DIRECTIONS
Give the number of lines in these entries that contain "gusta", and nothing more.
*** SUPPLIED MATERIAL ***
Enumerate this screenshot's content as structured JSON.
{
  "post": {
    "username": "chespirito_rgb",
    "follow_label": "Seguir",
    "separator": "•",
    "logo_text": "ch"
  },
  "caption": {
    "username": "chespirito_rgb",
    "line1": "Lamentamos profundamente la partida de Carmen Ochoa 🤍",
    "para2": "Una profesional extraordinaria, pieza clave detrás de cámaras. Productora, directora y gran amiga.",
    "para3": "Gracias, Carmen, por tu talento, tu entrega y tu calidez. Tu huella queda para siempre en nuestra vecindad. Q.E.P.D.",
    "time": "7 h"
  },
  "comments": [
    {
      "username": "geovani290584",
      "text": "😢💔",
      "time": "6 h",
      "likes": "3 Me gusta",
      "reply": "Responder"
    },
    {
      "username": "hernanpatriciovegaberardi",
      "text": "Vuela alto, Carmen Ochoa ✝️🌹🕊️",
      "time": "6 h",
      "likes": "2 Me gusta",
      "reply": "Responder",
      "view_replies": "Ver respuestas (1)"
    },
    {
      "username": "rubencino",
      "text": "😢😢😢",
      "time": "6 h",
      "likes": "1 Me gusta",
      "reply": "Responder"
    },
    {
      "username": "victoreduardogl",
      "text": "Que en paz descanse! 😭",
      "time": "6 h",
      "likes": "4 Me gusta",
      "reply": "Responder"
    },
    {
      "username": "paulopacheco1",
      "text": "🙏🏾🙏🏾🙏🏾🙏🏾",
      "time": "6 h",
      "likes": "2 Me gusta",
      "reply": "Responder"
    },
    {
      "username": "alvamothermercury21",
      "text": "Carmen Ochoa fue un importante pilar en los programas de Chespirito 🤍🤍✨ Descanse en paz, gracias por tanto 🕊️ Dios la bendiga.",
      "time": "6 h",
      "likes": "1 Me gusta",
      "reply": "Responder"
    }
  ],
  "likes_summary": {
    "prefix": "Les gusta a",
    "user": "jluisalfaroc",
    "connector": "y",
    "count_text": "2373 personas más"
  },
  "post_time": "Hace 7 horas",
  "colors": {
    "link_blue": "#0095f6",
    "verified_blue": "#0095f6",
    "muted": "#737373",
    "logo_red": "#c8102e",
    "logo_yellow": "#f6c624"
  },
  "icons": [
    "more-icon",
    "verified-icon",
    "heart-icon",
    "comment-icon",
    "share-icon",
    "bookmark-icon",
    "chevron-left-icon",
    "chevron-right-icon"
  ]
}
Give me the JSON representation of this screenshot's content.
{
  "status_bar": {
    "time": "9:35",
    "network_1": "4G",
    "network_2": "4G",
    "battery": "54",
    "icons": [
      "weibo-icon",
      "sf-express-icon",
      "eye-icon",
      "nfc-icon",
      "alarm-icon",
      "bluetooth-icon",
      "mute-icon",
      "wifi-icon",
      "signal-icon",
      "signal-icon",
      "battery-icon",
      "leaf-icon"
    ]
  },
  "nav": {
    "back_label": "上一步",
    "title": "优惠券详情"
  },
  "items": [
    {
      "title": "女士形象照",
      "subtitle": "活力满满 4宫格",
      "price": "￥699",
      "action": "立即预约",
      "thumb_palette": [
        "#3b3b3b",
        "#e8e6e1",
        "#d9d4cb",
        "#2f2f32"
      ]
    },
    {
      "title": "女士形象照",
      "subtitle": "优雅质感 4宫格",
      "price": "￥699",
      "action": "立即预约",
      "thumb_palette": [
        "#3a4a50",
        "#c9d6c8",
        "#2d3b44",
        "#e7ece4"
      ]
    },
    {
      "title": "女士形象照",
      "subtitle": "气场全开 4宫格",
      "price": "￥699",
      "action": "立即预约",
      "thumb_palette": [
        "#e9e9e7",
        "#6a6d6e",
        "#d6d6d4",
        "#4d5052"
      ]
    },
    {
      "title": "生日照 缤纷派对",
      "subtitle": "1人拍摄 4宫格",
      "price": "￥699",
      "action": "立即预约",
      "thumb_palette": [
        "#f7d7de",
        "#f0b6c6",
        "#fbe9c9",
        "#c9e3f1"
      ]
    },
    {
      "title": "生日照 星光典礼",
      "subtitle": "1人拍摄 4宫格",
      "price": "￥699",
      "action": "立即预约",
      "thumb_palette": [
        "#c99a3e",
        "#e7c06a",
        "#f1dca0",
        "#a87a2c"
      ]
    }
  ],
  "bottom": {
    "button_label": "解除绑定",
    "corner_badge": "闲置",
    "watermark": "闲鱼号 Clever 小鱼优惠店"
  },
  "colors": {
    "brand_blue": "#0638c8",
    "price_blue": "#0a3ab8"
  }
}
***
ANSWER TO THIS TASK
7